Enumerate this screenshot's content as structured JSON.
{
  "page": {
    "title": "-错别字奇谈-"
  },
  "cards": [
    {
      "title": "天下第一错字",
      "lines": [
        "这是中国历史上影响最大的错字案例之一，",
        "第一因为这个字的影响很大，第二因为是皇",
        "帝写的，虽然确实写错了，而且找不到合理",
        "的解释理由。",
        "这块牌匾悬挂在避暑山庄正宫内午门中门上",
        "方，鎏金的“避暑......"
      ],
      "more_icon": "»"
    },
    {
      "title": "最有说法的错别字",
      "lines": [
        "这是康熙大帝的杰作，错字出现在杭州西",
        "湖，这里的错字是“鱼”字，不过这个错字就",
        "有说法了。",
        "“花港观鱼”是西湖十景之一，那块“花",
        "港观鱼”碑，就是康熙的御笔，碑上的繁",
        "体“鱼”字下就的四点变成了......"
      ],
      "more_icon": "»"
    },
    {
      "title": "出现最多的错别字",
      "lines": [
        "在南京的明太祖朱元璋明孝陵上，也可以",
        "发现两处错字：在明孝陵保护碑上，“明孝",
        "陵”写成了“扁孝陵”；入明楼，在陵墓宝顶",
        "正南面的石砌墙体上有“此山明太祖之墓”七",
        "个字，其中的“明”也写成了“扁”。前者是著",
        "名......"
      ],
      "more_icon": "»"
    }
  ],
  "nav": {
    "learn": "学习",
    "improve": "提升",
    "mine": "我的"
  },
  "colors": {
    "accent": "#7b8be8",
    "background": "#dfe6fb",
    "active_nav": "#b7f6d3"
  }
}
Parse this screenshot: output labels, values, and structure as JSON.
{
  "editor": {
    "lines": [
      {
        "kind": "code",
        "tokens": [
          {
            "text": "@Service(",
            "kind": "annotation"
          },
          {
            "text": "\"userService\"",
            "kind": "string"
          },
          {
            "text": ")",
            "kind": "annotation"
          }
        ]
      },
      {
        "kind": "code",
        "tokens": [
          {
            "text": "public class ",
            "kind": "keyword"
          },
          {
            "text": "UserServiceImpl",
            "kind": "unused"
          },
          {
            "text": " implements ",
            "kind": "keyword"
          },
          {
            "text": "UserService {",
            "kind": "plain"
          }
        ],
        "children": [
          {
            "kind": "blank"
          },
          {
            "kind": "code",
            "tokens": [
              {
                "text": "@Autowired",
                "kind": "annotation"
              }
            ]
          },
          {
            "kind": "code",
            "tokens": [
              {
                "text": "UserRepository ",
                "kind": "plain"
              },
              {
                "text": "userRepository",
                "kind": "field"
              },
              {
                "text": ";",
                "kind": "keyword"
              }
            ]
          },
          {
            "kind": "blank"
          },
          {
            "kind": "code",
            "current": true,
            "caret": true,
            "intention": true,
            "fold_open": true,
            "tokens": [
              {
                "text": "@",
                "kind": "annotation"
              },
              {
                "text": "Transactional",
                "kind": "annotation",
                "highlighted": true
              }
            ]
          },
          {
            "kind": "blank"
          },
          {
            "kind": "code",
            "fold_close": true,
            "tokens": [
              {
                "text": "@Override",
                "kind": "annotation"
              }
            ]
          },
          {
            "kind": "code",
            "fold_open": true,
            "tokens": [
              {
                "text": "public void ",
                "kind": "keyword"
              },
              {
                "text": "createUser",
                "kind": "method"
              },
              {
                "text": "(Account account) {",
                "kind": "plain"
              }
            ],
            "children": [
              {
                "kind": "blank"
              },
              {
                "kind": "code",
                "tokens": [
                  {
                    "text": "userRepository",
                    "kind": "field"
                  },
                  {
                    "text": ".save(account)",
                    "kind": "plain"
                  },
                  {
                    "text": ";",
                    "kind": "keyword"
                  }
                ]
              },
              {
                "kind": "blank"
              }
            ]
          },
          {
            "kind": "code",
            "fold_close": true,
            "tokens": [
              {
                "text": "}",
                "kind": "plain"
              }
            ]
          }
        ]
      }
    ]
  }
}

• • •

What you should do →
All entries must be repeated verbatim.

Output →
Enumerate this screenshot's content as structured JSON.
{
  "page": {
    "title": "-错别字奇谈-"
  },
  "cards": [
    {
      "title": "天下第一错字",
      "lines": [
        "这是中国历史上影响最大的错字案例之一，",
        "第一因为这个字的影响很大，第二因为是皇",
        "帝写的，虽然确实写错了，而且找不到合理",
        "的解释理由。",
        "这块牌匾悬挂在避暑山庄正宫内午门中门上",
        "方，鎏金的“避暑......"
      ],
      "more_icon": "»"
    },
    {
      "title": "最有说法的错别字",
      "lines": [
        "这是康熙大帝的杰作，错字出现在杭州西",
        "湖，这里的错字是“鱼”字，不过这个错字就",
        "有说法了。",
        "“花港观鱼”是西湖十景之一，那块“花",
        "港观鱼”碑，就是康熙的御笔，碑上的繁",
        "体“鱼”字下就的四点变成了......"
      ],
      "more_icon": "»"
    },
    {
      "title": "出现最多的错别字",
      "lines": [
        "在南京的明太祖朱元璋明孝陵上，也可以",
        "发现两处错字：在明孝陵保护碑上，“明孝",
        "陵”写成了“扁孝陵”；入明楼，在陵墓宝顶",
        "正南面的石砌墙体上有“此山明太祖之墓”七",
        "个字，其中的“明”也写成了“扁”。前者是著",
        "名......"
      ],
      "more_icon": "»"
    }
  ],
  "nav": {
    "learn": "学习",
    "improve": "提升",
    "mine": "我的"
  },
  "colors": {
    "accent": "#7b8be8",
    "background": "#dfe6fb",
    "active_nav": "#b7f6d3"
  }
}
Parse this screenshot: output labels, values, and structure as JSON.
{
  "editor": {
    "lines": [
      {
        "kind": "code",
        "tokens": [
          {
            "text": "@Service(",
            "kind": "annotation"
          },
          {
            "text": "\"userService\"",
            "kind": "string"
          },
          {
            "text": ")",
            "kind": "annotation"
          }
        ]
      },
      {
        "kind": "code",
        "tokens": [
          {
            "text": "public class ",
            "kind": "keyword"
          },
          {
            "text": "UserServiceImpl",
            "kind": "unused"
          },
          {
            "text": " implements ",
            "kind": "keyword"
          },
          {
            "text": "UserService {",
            "kind": "plain"
          }
        ],
        "children": [
          {
            "kind": "blank"
          },
          {
            "kind": "code",
            "tokens": [
              {
                "text": "@Autowired",
                "kind": "annotation"
              }
            ]
          },
          {
            "kind": "code",
            "tokens": [
              {
                "text": "UserRepository ",
                "kind": "plain"
              },
              {
                "text": "userRepository",
                "kind": "field"
              },
              {
                "text": ";",
                "kind": "keyword"
              }
            ]
          },
          {
            "kind": "blank"
          },
          {
            "kind": "code",
            "current": true,
            "caret": true,
            "intention": true,
            "fold_open": true,
            "tokens": [
              {
                "text": "@",
                "kind": "annotation"
              },
              {
                "text": "Transactional",
                "kind": "annotation",
                "highlighted": true
              }
            ]
          },
          {
            "kind": "blank"
          },
          {
            "kind": "code",
            "fold_close": true,
            "tokens": [
              {
                "text": "@Override",
                "kind": "annotation"
              }
            ]
          },
          {
            "kind": "code",
            "fold_open": true,
            "tokens": [
              {
                "text": "public void ",
                "kind": "keyword"
              },
              {
                "text": "createUser",
                "kind": "method"
              },
              {
                "text": "(Account account) {",
                "kind": "plain"
              }
            ],
            "children": [
              {
                "kind": "blank"
              },
              {
                "kind": "code",
                "tokens": [
                  {
                    "text": "userRepository",
                    "kind": "field"
                  },
                  {
                    "text": ".save(account)",
                    "kind": "plain"
                  },
                  {
                    "text": ";",
                    "kind": "keyword"
                  }
                ]
              },
              {
                "kind": "blank"
              }
            ]
          },
          {
            "kind": "code",
            "fold_close": true,
            "tokens": [
              {
                "text": "}",
                "kind": "plain"
              }
            ]
          }
        ]
      }
    ]
  }
}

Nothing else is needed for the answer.